Year 1 & 2 watched the Animated Tales cartoon version of A Midsummer Night’s Dream. The children retold scenes through drama and the class teacher was amazed the children could remember the names of the characters. The children also loved drawing the characters. Pupils were still buzzing when awards were given out by the Head Teacher at the next assembly, and parents reported that their children were still excited about it when they got home. 

'I was amazed by how enthused they were by it.'  

Mrs Bodsworth, class teacher

Key Stage 2

Example schools for SW

Year 3 loved acting as the witches in Act 1 Scene 1 of Macbeth. After reading the scene to the children, we clarified the vocabulary to ensure they understood what was being said. The children made eye masks which helped them to overcome any nerves and enabled them to throw themselves into the role. It was a joy to see less confident pupils acting away in full voice; they became different children! They became immersed in the play and more confident. Two of my most nervous children became the best performers and this newly acquired confidence has remained with them. A large majority of the children learnt the whole scene by heart. In fact, when travelling home from a school trip the next week, the children started reciting the scene on the bus en masse!

Year 3 teachers retold the story using the Short Shakespeare Tales resource from the Shakespeare Week website. I had children standing up as the characters as I was telling it. This really helped the children to remember, as two months later when talking about fierce competition between the classes a SEND child said, “I’m gonna be like Macduff!” He had been Macduff when I was telling the story.

Year 4 read a story version of Macbeth in their Reciprocal Reading. They then did clarifying, predicting and questioning (literal, inferential and evaluative). Their main work focused on the use of speech. The children wrote on speech bubbles using the insulting Shakespearian language to create a conversation between Macbeth and Lady Macbeth. These speech bubbles were then used to write correctly punctuated sentences with inverted commas and a reporting clause. 

Example schools for SW

Year 5 read the story short version of Macbeth, followed by watching the Animated Tales version which they found to be very accessible.
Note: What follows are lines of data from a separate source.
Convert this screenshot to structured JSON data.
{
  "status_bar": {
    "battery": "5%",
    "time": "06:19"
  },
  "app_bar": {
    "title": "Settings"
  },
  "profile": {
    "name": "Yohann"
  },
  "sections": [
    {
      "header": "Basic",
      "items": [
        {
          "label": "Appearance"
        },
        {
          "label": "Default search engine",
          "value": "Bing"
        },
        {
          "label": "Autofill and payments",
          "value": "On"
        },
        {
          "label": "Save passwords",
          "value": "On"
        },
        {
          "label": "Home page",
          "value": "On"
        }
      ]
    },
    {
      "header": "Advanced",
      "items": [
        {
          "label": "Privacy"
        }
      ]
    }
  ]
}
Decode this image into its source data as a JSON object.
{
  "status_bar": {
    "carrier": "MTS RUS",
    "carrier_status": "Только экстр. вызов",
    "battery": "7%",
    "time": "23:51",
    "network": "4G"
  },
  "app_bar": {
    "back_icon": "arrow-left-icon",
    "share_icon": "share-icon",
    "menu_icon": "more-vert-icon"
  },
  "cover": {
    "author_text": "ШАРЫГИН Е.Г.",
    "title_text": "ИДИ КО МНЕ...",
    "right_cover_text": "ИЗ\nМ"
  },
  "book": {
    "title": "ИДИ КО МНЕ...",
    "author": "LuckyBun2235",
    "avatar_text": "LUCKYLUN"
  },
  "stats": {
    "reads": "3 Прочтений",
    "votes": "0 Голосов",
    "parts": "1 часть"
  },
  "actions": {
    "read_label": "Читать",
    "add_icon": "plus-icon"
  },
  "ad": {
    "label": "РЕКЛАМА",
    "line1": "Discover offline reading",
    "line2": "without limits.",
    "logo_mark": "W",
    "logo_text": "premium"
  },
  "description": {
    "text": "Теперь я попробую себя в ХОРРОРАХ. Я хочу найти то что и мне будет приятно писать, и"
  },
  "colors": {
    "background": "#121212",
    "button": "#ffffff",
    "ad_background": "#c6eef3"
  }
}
The children dramatised the play through tableaux, took photos and then summarised the story. 

Finally, Year 6 children focused on the Prologue of Romeo and Juliet, producing a comic strip version.  They were also involved in role-play. After reading the Animated Tales version of the play, they then turned a section of the script into a narrative.

'This really brought it alive. The creative writing was meaningful and purposeful for them. They really cared about it. They were so enthusiastic and this showed in the quality of their work.' 

Mrs Whitmore, class teacher

And what was Esther’s highlight of the week? 

By the end of the week everyone felt more confident, with both teachers and children alike feeling it was a memorable shared experience. The highlight of the week for me was to hear the Year 5 teachers ask me excitedly, “Will we be doing this again next year? It was brilliant!” I was really pleased to say, “YES!”     

With thanks to Esther Cook, and all of the pupils and teachers at Hadleigh Community Primary School. Thank you for taking part in Shakespeare Week and agreeing to share your experiences.